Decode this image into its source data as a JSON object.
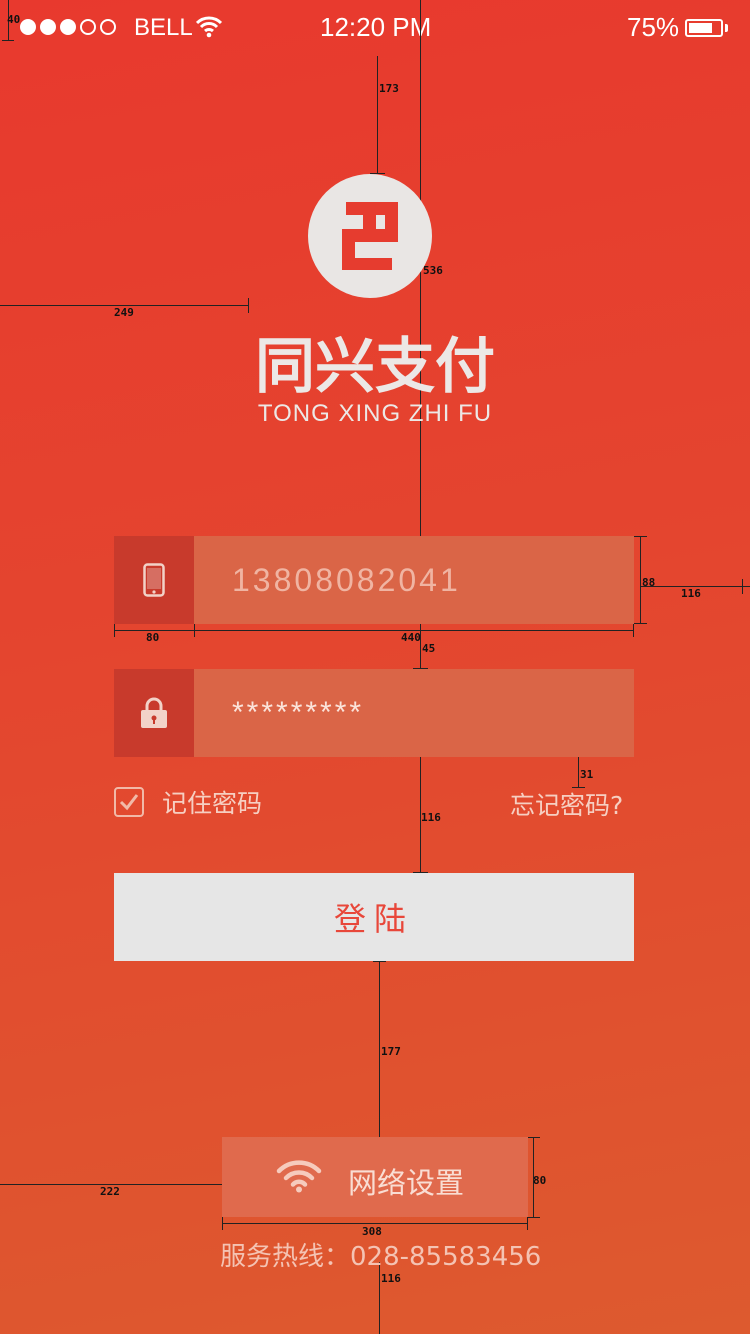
{
  "status_bar": {
    "signal_dots_filled": 3,
    "signal_dots_total": 5,
    "carrier": "BELL",
    "time": "12:20 PM",
    "battery_percent": "75%",
    "battery_level": 0.75
  },
  "brand": {
    "name_cn": "同兴支付",
    "name_en": "TONG XING ZHI FU"
  },
  "login_form": {
    "phone_value": "13808082041",
    "password_value": "*********",
    "remember_label": "记住密码",
    "remember_checked": true,
    "forgot_label": "忘记密码?",
    "login_label": "登陆"
  },
  "network_button": {
    "label": "网络设置"
  },
  "hotline": "服务热线：028-85583456",
  "annotations": {
    "top_gap": "40",
    "logo_top": "173",
    "logo_left": "249",
    "field_top": "536",
    "field_height": "88",
    "icon_height": "42",
    "text_gap": "31",
    "right_gap": "116",
    "icon_width": "80",
    "field_width": "440",
    "field_spacing": "45",
    "checkbox_gap": "31",
    "button_gap": "116",
    "bottom_gap": "177",
    "net_icon_top": "23",
    "net_height": "80",
    "net_left": "222",
    "net_icon_left": "54",
    "net_width": "308",
    "bottom_margin": "116"
  },
  "colors": {
    "background_top": "#e8392e",
    "background_bottom": "#dd5a2f",
    "field_bg": "#da6547",
    "icon_bg": "#c83a2c",
    "button_bg": "#e6e6e6",
    "button_text": "#e8473a"
  }
}
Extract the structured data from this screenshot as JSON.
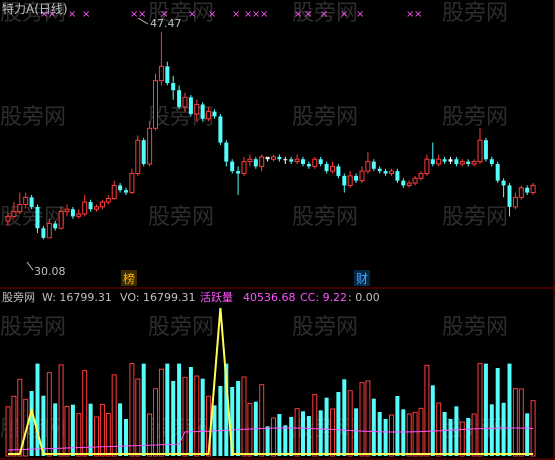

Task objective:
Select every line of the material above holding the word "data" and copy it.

Output for this task:
Decode this image into its source data as a JSON object.
Extract the structured data from this screenshot as JSON.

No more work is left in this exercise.